• Exercise brief: In the entries below, find every line holding the string "암호화된" and collect it.

BEGIN Excerpted records

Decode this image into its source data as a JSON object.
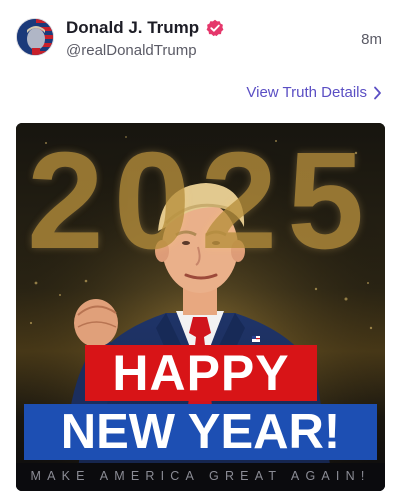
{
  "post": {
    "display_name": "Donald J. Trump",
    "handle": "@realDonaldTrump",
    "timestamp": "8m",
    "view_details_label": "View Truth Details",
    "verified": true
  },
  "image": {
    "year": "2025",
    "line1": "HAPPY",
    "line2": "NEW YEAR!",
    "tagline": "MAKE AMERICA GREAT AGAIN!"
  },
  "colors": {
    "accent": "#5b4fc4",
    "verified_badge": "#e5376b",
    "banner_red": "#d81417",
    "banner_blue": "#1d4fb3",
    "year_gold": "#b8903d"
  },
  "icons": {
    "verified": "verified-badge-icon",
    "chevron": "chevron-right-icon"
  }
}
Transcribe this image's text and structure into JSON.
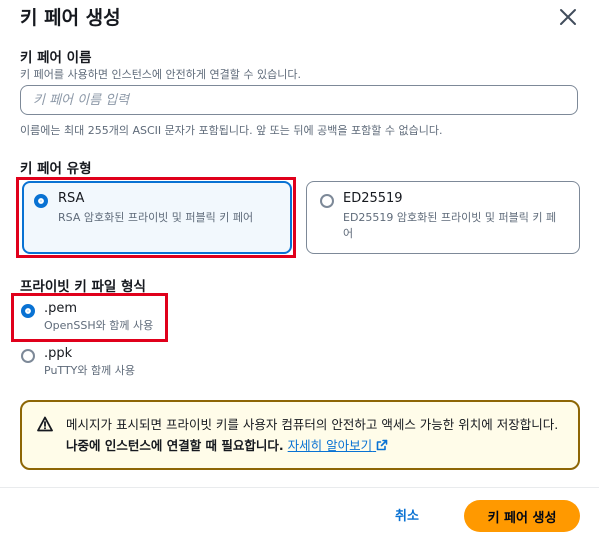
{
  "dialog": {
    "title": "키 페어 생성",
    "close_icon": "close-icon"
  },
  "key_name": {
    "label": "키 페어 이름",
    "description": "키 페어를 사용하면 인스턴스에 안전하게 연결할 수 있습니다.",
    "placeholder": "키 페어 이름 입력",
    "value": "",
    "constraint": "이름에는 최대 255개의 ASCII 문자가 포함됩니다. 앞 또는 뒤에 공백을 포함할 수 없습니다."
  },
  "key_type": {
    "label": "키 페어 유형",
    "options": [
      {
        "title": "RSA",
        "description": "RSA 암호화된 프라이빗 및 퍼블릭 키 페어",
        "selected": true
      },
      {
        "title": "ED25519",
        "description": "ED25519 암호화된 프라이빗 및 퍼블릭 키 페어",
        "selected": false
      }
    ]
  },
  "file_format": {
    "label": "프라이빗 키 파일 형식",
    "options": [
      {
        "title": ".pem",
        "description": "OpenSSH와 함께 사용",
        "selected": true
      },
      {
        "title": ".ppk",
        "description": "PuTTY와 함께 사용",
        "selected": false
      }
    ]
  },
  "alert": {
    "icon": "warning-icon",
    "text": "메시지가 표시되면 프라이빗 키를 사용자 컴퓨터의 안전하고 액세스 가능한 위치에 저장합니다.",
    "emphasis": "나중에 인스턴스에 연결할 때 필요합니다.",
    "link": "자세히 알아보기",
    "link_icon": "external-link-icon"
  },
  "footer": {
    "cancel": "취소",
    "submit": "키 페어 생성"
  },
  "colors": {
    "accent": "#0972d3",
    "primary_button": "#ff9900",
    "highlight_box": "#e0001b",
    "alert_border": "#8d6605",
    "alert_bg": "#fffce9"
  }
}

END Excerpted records

• Answer box:
        "description": "RSA 암호화된 프라이빗 및 퍼블릭 키 페어",
        "description": "ED25519 암호화된 프라이빗 및 퍼블릭 키 페어",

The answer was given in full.